I was discussing Grizzly’s treatment and they were trying to encourage some treatments/medications that he really didn’t need or which we already had at home left over (ear cleaners and such), and I explained that we really didn’t want to spend money on things that weren’t absolutely necessary right now due to a child in the hospital. I left it at that.

After the Vet left, the Nurse, who Grizzly really liked and who seemed very nice, explained that she understood probably more than we could realize, but didn’t elaborate.

She continued on doing his billing run down and explaining his shots and medications, and at one point, sensing her continued interest, I explained that Zoe was 2 months old when she went in, is almost 3 months old now, and that it was likely to be a long term thing for her. She looked away, back to her computer screen in the examining room for a moment, then back to me with a much more serious look on her face. Until that point, she had been really sweet and upbeat, part of the job I’m sure, but that seemed to fade for a  moment.

She said, “You know, you have to have faith. It doesn’t have to be God, but it has to be something, you have to have faith.”

I smiled at her and she continued, “When I was little, I had Grand Mal seizures, and the doctors told me I wouldn’t live past 16, if I even lived that long. I’m here today because my mom told me that I would live. I really believe that I wouldn’t be here today if my mother hadn’t had faith in me.”

I would guess she’s around 28 now.

There is a personal barrier that being really really sick, or having a sick child, seems to cut right through. People seem to stop putting up their brave face or their happy face or work face, drop their guard, and connect to each other much more quickly.

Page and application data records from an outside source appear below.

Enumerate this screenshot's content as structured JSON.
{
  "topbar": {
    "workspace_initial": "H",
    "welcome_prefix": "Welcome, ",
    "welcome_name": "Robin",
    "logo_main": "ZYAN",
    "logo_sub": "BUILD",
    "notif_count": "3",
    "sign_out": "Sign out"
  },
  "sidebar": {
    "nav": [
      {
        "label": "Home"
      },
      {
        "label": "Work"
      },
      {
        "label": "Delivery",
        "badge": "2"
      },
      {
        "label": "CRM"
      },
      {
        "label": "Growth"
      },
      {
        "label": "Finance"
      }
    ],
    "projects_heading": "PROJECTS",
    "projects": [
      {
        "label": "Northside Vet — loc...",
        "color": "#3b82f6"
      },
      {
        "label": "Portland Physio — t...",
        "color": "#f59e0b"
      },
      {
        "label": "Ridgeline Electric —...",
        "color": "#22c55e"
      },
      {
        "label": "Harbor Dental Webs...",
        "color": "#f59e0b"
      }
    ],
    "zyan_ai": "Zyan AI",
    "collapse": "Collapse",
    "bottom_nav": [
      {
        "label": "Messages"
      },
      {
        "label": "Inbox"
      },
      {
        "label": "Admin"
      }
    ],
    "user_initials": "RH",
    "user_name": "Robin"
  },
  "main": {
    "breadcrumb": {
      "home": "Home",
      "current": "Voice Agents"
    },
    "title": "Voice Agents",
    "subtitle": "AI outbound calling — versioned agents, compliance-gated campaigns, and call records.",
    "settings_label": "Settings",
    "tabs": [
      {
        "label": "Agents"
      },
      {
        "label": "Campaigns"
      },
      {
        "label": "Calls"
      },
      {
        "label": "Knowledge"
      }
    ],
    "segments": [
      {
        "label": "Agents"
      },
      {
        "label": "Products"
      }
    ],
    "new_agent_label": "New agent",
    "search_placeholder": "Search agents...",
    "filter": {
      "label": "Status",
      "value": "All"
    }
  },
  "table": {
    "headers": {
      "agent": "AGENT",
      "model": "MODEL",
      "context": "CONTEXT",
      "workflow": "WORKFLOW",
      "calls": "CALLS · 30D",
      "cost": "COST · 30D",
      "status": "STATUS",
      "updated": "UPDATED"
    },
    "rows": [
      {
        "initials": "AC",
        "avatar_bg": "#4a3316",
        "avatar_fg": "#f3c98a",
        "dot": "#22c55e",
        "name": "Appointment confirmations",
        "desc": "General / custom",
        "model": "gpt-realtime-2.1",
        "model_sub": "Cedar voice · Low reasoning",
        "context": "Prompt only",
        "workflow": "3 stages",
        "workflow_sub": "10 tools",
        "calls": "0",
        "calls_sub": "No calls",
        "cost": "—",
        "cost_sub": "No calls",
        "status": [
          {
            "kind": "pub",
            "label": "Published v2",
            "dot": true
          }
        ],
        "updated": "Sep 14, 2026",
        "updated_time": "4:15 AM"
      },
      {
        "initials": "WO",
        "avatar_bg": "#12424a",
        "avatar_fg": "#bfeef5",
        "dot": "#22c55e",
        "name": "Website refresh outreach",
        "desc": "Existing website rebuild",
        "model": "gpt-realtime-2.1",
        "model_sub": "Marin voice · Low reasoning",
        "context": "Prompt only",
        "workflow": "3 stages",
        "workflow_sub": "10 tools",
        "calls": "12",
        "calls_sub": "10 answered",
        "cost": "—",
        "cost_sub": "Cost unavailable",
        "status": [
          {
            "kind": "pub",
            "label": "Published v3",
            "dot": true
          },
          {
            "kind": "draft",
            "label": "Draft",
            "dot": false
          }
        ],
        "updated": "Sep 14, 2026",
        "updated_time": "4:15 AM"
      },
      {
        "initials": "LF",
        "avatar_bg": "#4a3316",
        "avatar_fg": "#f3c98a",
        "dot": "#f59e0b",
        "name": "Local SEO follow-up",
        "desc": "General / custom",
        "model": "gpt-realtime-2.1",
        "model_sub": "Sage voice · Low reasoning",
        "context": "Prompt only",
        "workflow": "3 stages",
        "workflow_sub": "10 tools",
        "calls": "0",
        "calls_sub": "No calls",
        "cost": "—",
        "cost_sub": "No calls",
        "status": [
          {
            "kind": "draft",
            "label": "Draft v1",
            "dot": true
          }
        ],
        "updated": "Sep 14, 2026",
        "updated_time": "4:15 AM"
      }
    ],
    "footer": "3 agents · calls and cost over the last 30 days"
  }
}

It’s easy to spend a great deal of our day to day insulated from that harsh humanity and emotion that can come from these illnesses, but I’m increasingly realizing it’s those connections that are most valuable and real; I’m not sure why we work so hard to put them aside or conceal them.